-- Source material follows --

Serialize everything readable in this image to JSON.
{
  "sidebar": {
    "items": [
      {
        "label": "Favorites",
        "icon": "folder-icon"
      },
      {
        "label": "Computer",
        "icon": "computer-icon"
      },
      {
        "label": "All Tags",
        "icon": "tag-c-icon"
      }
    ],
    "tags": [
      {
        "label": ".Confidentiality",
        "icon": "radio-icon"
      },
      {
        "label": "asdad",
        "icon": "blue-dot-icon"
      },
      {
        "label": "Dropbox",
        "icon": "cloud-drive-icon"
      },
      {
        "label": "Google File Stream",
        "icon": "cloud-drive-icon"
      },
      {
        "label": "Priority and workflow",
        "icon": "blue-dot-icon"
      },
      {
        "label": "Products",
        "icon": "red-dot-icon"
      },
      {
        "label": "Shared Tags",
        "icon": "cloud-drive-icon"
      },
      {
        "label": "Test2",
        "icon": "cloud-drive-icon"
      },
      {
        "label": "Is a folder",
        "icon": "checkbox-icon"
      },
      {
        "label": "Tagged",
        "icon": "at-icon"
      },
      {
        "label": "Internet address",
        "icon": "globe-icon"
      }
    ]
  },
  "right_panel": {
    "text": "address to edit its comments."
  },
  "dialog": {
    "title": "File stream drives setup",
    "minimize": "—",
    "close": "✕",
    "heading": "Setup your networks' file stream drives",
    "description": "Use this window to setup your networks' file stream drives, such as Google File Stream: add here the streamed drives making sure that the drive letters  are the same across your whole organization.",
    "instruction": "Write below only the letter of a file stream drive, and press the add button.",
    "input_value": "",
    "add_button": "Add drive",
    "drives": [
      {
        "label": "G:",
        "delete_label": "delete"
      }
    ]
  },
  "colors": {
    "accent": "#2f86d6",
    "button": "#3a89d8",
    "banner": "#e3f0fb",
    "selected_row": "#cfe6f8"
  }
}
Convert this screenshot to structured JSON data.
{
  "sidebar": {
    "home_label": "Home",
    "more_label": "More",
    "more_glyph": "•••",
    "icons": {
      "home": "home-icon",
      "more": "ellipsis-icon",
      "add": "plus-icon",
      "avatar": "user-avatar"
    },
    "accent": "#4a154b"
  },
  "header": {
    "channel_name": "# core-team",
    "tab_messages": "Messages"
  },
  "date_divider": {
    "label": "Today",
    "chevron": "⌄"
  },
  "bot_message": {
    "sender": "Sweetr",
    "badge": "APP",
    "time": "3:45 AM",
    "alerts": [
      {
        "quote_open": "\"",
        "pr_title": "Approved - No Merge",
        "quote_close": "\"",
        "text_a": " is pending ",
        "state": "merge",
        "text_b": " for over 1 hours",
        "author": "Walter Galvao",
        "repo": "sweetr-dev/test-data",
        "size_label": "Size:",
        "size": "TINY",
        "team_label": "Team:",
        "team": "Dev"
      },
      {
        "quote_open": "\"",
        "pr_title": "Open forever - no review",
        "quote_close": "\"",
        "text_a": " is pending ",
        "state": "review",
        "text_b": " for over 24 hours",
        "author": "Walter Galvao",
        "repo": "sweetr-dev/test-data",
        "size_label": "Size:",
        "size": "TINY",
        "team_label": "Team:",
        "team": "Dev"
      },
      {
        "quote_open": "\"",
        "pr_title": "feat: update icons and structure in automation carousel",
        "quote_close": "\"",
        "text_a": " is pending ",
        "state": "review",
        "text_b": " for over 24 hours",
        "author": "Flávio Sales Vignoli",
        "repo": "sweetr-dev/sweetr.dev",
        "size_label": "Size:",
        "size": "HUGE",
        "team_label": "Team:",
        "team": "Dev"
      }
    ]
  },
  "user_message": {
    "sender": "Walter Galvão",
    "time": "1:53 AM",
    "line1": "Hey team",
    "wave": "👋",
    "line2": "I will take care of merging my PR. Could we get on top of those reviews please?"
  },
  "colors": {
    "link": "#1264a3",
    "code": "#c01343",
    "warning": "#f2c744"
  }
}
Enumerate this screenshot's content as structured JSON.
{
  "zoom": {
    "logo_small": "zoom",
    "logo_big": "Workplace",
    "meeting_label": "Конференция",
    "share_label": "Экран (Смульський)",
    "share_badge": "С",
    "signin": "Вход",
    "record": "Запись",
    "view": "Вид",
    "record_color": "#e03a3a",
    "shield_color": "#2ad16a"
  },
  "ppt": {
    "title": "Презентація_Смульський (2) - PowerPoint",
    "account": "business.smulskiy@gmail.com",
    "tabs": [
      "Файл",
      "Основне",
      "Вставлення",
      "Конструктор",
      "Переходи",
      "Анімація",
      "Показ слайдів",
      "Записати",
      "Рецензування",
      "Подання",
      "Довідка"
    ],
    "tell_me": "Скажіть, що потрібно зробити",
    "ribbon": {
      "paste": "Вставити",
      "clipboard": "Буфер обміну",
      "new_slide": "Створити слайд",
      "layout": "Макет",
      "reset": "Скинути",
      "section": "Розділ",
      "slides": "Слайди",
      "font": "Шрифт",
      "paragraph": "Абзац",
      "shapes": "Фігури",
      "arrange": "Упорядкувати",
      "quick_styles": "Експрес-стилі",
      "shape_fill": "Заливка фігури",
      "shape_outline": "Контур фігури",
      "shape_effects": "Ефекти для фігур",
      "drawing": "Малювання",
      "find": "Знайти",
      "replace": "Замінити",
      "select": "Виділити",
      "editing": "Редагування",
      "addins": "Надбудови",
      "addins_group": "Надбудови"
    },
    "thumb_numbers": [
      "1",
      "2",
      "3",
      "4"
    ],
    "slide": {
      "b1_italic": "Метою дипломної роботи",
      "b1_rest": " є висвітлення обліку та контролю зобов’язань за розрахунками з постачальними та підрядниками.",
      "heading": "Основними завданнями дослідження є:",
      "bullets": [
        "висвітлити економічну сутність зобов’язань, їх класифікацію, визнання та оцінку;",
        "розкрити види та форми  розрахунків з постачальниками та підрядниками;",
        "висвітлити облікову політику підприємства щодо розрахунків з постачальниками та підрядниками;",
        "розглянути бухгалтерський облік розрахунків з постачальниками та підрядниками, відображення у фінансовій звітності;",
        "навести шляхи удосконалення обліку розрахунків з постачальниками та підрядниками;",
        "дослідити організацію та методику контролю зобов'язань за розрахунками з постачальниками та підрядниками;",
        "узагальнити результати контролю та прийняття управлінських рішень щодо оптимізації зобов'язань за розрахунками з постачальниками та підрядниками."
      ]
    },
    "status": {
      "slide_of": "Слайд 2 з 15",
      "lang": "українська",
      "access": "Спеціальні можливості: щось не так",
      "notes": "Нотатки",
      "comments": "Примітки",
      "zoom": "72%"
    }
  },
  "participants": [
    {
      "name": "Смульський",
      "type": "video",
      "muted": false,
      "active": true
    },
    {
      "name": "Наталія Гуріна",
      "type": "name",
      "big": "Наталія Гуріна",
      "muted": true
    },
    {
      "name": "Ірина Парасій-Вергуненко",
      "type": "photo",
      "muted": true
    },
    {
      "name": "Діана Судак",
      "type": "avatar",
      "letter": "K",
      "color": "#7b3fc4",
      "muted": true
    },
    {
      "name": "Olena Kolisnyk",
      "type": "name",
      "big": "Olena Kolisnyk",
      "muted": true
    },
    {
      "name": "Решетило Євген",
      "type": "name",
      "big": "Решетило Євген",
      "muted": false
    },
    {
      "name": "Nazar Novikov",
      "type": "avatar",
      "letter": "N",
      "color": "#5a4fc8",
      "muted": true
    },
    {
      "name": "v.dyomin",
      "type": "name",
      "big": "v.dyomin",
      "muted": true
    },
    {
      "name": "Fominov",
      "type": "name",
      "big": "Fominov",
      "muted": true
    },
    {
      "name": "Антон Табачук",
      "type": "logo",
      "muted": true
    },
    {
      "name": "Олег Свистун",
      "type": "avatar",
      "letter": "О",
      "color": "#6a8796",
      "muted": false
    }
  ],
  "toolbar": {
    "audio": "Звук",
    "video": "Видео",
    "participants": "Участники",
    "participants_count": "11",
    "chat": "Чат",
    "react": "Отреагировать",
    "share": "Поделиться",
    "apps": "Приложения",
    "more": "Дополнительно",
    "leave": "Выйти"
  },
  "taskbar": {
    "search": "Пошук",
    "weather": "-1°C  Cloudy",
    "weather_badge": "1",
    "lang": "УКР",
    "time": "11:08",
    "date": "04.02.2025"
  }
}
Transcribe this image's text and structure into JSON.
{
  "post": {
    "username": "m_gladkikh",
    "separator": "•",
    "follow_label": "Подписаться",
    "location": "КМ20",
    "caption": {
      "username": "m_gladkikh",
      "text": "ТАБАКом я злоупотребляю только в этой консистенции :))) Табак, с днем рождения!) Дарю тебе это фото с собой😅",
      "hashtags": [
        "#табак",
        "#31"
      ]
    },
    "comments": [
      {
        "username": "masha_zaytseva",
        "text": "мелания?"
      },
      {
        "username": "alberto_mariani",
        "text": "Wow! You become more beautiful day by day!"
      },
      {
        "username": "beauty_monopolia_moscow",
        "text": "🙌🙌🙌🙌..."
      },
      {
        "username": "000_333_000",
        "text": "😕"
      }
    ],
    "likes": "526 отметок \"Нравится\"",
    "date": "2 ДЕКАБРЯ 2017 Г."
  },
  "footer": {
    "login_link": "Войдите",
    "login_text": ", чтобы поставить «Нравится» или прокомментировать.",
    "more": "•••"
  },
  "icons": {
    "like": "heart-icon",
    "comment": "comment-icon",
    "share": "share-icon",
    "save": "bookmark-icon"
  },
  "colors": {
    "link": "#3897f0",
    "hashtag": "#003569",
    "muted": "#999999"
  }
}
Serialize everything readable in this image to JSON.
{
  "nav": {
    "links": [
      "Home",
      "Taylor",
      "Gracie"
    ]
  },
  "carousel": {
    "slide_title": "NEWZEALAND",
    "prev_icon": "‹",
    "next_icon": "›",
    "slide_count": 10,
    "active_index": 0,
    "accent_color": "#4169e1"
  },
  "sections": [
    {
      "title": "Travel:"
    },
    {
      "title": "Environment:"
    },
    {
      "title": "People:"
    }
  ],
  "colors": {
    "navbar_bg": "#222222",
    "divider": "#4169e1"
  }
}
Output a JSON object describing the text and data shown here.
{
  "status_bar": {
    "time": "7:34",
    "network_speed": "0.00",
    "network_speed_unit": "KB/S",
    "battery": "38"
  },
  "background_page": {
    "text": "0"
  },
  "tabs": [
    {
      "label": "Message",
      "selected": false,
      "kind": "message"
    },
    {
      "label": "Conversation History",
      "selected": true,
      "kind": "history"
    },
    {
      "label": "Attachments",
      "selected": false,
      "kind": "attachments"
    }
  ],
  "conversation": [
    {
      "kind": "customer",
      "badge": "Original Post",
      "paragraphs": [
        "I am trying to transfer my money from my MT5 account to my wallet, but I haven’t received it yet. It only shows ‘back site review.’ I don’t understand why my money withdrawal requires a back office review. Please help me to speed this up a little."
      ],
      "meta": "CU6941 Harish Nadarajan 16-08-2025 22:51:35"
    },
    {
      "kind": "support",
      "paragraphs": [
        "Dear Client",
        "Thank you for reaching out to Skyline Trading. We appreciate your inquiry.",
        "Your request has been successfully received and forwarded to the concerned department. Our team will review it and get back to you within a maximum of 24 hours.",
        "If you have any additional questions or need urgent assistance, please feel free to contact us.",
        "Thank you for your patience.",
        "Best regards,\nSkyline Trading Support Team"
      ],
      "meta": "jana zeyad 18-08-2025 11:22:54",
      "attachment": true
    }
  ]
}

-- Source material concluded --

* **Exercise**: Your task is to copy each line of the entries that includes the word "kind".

* **Expected output**:
      "kind": "message"
      "kind": "history"
      "kind": "attachments"
      "kind": "customer",
      "kind": "support",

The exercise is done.